DATA SUPPLIED:
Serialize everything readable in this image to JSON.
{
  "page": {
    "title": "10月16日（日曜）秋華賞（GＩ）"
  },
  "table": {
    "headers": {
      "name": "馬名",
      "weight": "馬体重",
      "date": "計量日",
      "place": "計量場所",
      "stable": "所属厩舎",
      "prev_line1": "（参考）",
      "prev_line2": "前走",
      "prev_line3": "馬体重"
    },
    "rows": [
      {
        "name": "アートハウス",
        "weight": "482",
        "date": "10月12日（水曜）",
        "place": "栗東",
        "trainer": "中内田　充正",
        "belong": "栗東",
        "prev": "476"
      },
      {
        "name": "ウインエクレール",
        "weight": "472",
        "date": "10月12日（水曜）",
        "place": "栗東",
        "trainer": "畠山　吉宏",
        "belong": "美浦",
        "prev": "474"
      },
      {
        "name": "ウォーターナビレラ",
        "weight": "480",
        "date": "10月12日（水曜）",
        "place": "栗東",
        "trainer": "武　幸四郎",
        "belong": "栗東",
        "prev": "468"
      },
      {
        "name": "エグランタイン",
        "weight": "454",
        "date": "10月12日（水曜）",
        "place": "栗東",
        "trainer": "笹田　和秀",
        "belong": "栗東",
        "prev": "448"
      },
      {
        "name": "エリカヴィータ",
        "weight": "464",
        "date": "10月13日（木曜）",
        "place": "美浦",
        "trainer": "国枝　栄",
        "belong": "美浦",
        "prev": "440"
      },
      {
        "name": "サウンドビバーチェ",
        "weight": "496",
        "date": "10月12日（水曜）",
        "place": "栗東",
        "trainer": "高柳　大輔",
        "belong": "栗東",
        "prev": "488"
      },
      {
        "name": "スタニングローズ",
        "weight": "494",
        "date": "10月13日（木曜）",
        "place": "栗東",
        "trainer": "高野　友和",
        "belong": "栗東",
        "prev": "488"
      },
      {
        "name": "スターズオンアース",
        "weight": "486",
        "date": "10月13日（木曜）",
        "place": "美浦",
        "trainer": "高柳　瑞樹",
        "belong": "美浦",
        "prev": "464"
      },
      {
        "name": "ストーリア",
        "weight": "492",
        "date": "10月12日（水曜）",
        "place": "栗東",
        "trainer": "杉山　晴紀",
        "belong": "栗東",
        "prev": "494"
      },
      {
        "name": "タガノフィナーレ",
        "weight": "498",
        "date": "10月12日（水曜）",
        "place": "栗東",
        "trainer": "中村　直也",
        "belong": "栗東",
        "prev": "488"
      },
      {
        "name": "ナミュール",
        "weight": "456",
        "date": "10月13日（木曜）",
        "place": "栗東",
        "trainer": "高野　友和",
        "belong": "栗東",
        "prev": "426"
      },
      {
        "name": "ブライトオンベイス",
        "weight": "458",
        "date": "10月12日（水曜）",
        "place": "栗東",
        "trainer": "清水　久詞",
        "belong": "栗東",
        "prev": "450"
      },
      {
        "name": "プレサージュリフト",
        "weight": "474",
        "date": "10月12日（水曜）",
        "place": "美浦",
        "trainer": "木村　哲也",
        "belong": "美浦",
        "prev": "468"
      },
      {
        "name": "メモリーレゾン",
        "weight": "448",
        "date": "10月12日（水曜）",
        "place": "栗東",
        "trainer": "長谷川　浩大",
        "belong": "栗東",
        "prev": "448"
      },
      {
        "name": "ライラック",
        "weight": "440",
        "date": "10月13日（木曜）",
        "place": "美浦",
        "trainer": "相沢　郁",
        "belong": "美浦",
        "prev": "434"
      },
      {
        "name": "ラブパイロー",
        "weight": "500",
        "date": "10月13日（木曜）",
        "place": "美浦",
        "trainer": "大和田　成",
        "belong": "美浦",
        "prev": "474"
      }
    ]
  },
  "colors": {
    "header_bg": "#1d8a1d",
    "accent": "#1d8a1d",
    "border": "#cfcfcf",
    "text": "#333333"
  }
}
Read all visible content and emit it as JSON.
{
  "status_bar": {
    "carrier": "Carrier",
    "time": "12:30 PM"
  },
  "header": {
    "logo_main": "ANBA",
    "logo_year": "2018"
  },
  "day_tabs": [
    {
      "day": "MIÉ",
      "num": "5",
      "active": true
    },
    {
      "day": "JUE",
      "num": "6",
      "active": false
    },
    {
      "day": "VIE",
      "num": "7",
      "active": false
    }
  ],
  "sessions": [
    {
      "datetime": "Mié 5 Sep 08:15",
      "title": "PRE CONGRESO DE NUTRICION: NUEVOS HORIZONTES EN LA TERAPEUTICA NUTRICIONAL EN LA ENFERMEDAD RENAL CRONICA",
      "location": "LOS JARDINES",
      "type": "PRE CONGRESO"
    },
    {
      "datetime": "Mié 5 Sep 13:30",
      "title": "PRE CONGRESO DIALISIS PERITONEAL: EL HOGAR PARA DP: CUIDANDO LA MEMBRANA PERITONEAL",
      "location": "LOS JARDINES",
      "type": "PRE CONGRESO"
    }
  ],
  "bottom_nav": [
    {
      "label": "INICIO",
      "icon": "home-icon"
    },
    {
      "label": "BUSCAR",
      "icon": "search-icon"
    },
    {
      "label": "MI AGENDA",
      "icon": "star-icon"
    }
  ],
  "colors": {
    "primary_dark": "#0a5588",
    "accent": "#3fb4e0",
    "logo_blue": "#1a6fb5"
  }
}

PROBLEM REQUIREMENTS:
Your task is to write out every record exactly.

TASK RESULT:
Serialize everything readable in this image to JSON.
{
  "page": {
    "title": "10月16日（日曜）秋華賞（GＩ）"
  },
  "table": {
    "headers": {
      "name": "馬名",
      "weight": "馬体重",
      "date": "計量日",
      "place": "計量場所",
      "stable": "所属厩舎",
      "prev_line1": "（参考）",
      "prev_line2": "前走",
      "prev_line3": "馬体重"
    },
    "rows": [
      {
        "name": "アートハウス",
        "weight": "482",
        "date": "10月12日（水曜）",
        "place": "栗東",
        "trainer": "中内田　充正",
        "belong": "栗東",
        "prev": "476"
      },
      {
        "name": "ウインエクレール",
        "weight": "472",
        "date": "10月12日（水曜）",
        "place": "栗東",
        "trainer": "畠山　吉宏",
        "belong": "美浦",
        "prev": "474"
      },
      {
        "name": "ウォーターナビレラ",
        "weight": "480",
        "date": "10月12日（水曜）",
        "place": "栗東",
        "trainer": "武　幸四郎",
        "belong": "栗東",
        "prev": "468"
      },
      {
        "name": "エグランタイン",
        "weight": "454",
        "date": "10月12日（水曜）",
        "place": "栗東",
        "trainer": "笹田　和秀",
        "belong": "栗東",
        "prev": "448"
      },
      {
        "name": "エリカヴィータ",
        "weight": "464",
        "date": "10月13日（木曜）",
        "place": "美浦",
        "trainer": "国枝　栄",
        "belong": "美浦",
        "prev": "440"
      },
      {
        "name": "サウンドビバーチェ",
        "weight": "496",
        "date": "10月12日（水曜）",
        "place": "栗東",
        "trainer": "高柳　大輔",
        "belong": "栗東",
        "prev": "488"
      },
      {
        "name": "スタニングローズ",
        "weight": "494",
        "date": "10月13日（木曜）",
        "place": "栗東",
        "trainer": "高野　友和",
        "belong": "栗東",
        "prev": "488"
      },
      {
        "name": "スターズオンアース",
        "weight": "486",
        "date": "10月13日（木曜）",
        "place": "美浦",
        "trainer": "高柳　瑞樹",
        "belong": "美浦",
        "prev": "464"
      },
      {
        "name": "ストーリア",
        "weight": "492",
        "date": "10月12日（水曜）",
        "place": "栗東",
        "trainer": "杉山　晴紀",
        "belong": "栗東",
        "prev": "494"
      },
      {
        "name": "タガノフィナーレ",
        "weight": "498",
        "date": "10月12日（水曜）",
        "place": "栗東",
        "trainer": "中村　直也",
        "belong": "栗東",
        "prev": "488"
      },
      {
        "name": "ナミュール",
        "weight": "456",
        "date": "10月13日（木曜）",
        "place": "栗東",
        "trainer": "高野　友和",
        "belong": "栗東",
        "prev": "426"
      },
      {
        "name": "ブライトオンベイス",
        "weight": "458",
        "date": "10月12日（水曜）",
        "place": "栗東",
        "trainer": "清水　久詞",
        "belong": "栗東",
        "prev": "450"
      },
      {
        "name": "プレサージュリフト",
        "weight": "474",
        "date": "10月12日（水曜）",
        "place": "美浦",
        "trainer": "木村　哲也",
        "belong": "美浦",
        "prev": "468"
      },
      {
        "name": "メモリーレゾン",
        "weight": "448",
        "date": "10月12日（水曜）",
        "place": "栗東",
        "trainer": "長谷川　浩大",
        "belong": "栗東",
        "prev": "448"
      },
      {
        "name": "ライラック",
        "weight": "440",
        "date": "10月13日（木曜）",
        "place": "美浦",
        "trainer": "相沢　郁",
        "belong": "美浦",
        "prev": "434"
      },
      {
        "name": "ラブパイロー",
        "weight": "500",
        "date": "10月13日（木曜）",
        "place": "美浦",
        "trainer": "大和田　成",
        "belong": "美浦",
        "prev": "474"
      }
    ]
  },
  "colors": {
    "header_bg": "#1d8a1d",
    "accent": "#1d8a1d",
    "border": "#cfcfcf",
    "text": "#333333"
  }
}
Read all visible content and emit it as JSON.
{
  "status_bar": {
    "carrier": "Carrier",
    "time": "12:30 PM"
  },
  "header": {
    "logo_main": "ANBA",
    "logo_year": "2018"
  },
  "day_tabs": [
    {
      "day": "MIÉ",
      "num": "5",
      "active": true
    },
    {
      "day": "JUE",
      "num": "6",
      "active": false
    },
    {
      "day": "VIE",
      "num": "7",
      "active": false
    }
  ],
  "sessions": [
    {
      "datetime": "Mié 5 Sep 08:15",
      "title": "PRE CONGRESO DE NUTRICION: NUEVOS HORIZONTES EN LA TERAPEUTICA NUTRICIONAL EN LA ENFERMEDAD RENAL CRONICA",
      "location": "LOS JARDINES",
      "type": "PRE CONGRESO"
    },
    {
      "datetime": "Mié 5 Sep 13:30",
      "title": "PRE CONGRESO DIALISIS PERITONEAL: EL HOGAR PARA DP: CUIDANDO LA MEMBRANA PERITONEAL",
      "location": "LOS JARDINES",
      "type": "PRE CONGRESO"
    }
  ],
  "bottom_nav": [
    {
      "label": "INICIO",
      "icon": "home-icon"
    },
    {
      "label": "BUSCAR",
      "icon": "search-icon"
    },
    {
      "label": "MI AGENDA",
      "icon": "star-icon"
    }
  ],
  "colors": {
    "primary_dark": "#0a5588",
    "accent": "#3fb4e0",
    "logo_blue": "#1a6fb5"
  }
}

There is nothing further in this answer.